This post is part of an Intel-sponsored series of posts we'll be doing here at Techdirt on the topic of innovation. The series consists of a video interview of myself (which you'll see below), the post, and another video interview with an Intel representative and others. That second video, obviously, is content from Intel, but my video and what I've written here was done with complete and total editorial independence. We hope you enjoy the content and take part in the overall discussion.
I tend to think that the real opportunities, when it comes to innovation in retail, are in making life easier, better and more efficient for shoppers -- and that applies across both online and offline retail. While many people joke about the end of offline retail, you have to remember that it has a huge benefit in immediacy. You don't have to wait a few days for people to ship things to your door. The problem, however, is people often feel that they have more information online -- reviews, comparisons, videos, etc. But there's no reason that the same sort of information can't be built into the offline retail experience as well.
In some ways, many people think that the world of physical retail is "over." It's been killed off by online retail. In fact, I recently heard someone refer to the challenge faced by a large brick-and-mortar retailer as "having to do more than be Amazon's showroom." But there are some interesting opportunities coming. First up, here's a brief video of me discussing the possibilities:

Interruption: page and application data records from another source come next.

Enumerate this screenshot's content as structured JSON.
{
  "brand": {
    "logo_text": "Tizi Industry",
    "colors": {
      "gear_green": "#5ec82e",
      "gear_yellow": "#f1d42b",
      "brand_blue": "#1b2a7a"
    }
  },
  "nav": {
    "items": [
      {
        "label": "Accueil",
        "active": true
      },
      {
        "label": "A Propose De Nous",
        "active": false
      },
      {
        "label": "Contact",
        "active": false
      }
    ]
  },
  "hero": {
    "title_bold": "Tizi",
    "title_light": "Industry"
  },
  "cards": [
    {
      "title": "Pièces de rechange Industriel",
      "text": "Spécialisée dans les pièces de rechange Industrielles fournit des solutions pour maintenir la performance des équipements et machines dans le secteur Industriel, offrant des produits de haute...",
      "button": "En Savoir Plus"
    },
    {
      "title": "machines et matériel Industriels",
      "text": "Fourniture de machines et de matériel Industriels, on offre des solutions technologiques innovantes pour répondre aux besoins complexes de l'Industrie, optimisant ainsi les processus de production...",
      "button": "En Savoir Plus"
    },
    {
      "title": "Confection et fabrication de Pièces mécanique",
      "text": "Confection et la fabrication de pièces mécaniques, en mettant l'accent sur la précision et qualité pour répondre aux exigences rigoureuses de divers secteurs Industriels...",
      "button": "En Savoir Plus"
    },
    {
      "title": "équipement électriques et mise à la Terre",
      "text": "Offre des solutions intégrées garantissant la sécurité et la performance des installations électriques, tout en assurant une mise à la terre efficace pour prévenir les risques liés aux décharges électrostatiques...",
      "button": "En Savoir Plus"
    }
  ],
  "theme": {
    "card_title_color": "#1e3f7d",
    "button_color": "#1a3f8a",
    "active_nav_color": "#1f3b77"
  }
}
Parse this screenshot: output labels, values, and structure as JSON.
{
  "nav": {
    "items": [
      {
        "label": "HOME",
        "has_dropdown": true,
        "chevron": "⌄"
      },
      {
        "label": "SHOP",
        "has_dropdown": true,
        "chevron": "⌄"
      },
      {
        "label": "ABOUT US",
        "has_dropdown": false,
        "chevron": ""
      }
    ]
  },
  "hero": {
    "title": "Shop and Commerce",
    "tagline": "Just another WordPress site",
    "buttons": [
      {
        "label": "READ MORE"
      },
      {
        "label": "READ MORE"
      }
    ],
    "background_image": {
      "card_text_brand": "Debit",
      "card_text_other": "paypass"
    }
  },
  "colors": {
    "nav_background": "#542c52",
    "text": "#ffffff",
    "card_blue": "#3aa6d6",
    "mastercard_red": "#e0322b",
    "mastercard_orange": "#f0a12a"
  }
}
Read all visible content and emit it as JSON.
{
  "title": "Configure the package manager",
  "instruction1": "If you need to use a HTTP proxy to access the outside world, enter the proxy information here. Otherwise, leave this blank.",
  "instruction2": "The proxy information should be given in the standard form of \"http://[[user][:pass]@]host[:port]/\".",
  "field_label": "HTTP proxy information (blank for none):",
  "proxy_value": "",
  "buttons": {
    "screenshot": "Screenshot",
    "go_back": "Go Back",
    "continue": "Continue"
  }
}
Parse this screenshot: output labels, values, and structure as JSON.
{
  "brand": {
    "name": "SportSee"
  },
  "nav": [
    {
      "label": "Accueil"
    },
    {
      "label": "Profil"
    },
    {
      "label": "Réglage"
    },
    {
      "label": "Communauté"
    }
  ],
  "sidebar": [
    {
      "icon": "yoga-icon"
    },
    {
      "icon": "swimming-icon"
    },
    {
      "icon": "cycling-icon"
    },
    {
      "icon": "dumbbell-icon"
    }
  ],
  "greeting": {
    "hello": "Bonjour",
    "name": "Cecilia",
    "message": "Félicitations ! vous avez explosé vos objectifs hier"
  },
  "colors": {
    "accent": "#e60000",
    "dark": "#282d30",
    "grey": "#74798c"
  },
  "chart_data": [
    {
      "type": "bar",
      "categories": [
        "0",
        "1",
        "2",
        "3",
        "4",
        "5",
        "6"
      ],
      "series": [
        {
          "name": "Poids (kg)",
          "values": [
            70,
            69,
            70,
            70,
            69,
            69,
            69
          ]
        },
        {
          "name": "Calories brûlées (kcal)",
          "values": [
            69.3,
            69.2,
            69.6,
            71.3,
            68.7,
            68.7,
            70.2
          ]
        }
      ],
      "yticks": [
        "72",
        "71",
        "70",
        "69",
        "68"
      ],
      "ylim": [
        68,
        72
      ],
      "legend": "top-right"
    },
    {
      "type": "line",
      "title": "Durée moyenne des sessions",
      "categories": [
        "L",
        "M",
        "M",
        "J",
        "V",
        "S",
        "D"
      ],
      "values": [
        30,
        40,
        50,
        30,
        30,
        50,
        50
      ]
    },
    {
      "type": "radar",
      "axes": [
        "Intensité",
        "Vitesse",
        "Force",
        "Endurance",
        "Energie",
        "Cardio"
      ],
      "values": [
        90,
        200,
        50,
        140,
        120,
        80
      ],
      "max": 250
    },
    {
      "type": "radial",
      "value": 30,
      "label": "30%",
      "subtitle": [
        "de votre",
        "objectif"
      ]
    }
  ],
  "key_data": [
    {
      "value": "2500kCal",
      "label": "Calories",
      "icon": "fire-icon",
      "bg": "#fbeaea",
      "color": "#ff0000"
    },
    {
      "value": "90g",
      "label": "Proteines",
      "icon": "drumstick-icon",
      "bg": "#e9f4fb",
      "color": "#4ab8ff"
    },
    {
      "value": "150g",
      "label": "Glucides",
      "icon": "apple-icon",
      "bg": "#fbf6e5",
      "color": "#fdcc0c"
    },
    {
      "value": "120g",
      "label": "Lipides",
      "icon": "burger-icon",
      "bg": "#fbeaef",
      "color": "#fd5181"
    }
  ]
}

In some ways, this is already happening via smartphones. The fact that people can access all sorts of content via their smartphones means that some of that information is already there. But the next challenge will be for retailers themselves to provide more value through realtime information as well. The challenge is in making sure that information is really what's useful to the consumer, and not just useful to the retailer. The temptation will be to provide limited and/or biased information to push people into buying as soon as possible (and possibly the most expensive item). But unbiased and fair information can build up trust, and trust can make a buying decision much easier.
Beyond just the obvious stuff of providing the same kind of online information (reviews/specs/videos) to people in a store, let's take things a step further. Imagine a kind of open API that allows for others to provide additional information about a product. If you're buying vegetables, imagine an API that lets you easily find suggested recipes for those vegetables -- which could also check with a listing of what you already have at home and/or the store you're in and other nearby stores, to figure out how to buy whatever else you need.
For years, we've heard of retailers dreaming up the ability to text message you with a coupon as you walked by a store -- but that's an idea that's likely to piss off plenty of people, if they don't want such things. But imagine a system that lets you let stores within a certain area bid for your business. You want a cup of coffee? Set a radius, put the coffee shops you dislike on a blacklist, determine a weighting of price vs. distance vs. taste -- and see who offers the best deal.
As with pretty much anything these days, the real disruption, and the real innovation, come in making the consumers' lives significantly better in ways they didn't expect. The tools that will work and the tools that will wow are the ones that aren't so much focused on just improving retailers, but in making the consumers' lives improve. The end result, of course, for retailers who implement such systems will likely be improved bottom lines as well, but if they're just focused on improving their bottom lines without taking the consumers' viewpoint into account, it's unlikely they'll be all that successful.
Along those lines, the real lasting benefits for retailers may come from something as simple as connecting people to other people. One of the issues I've had with buying things in the past is the uncertainty of whether or not the product is right for what I need. I recently installed a new dishwasher and it required both some new tools and some new materials. I actually ended up watching some videos online before heading down to the store to pick up things, but even then I wasn't entirely sure what I was buying was what I actually needed (turned out, it wasn't, and I ended up making two additional trips that day to the store to buy/return things). While I had asked the one random store employee I found wandering among the aisles, they weren't really sure. But imagine if, from within the store, I could explain the job, take a quick picture of certain items, and reach out to a community of experts on the subject who could let me know if I really had the right tools for the job or not.
Similarly, when I ran into problems with the install, what if various retailers could tell me what I was doing wrong/missing -- and bid for my business with a complete package of everything I needed. Best package deal -- ready and waiting for me next time I came in? Sold!
In the end, what it comes down to is that by providing more information for the consumer, allowing them to better connect and improve the overall process, you improve the whole experience. Taking the guesswork, hassle or inconvenience out of shopping can be a huge win for retailers who want to compete against the online world by offering more immediacy, more information and a better overall experience.
Below you can see a video of Intel helping to enable just that kind of retail innovation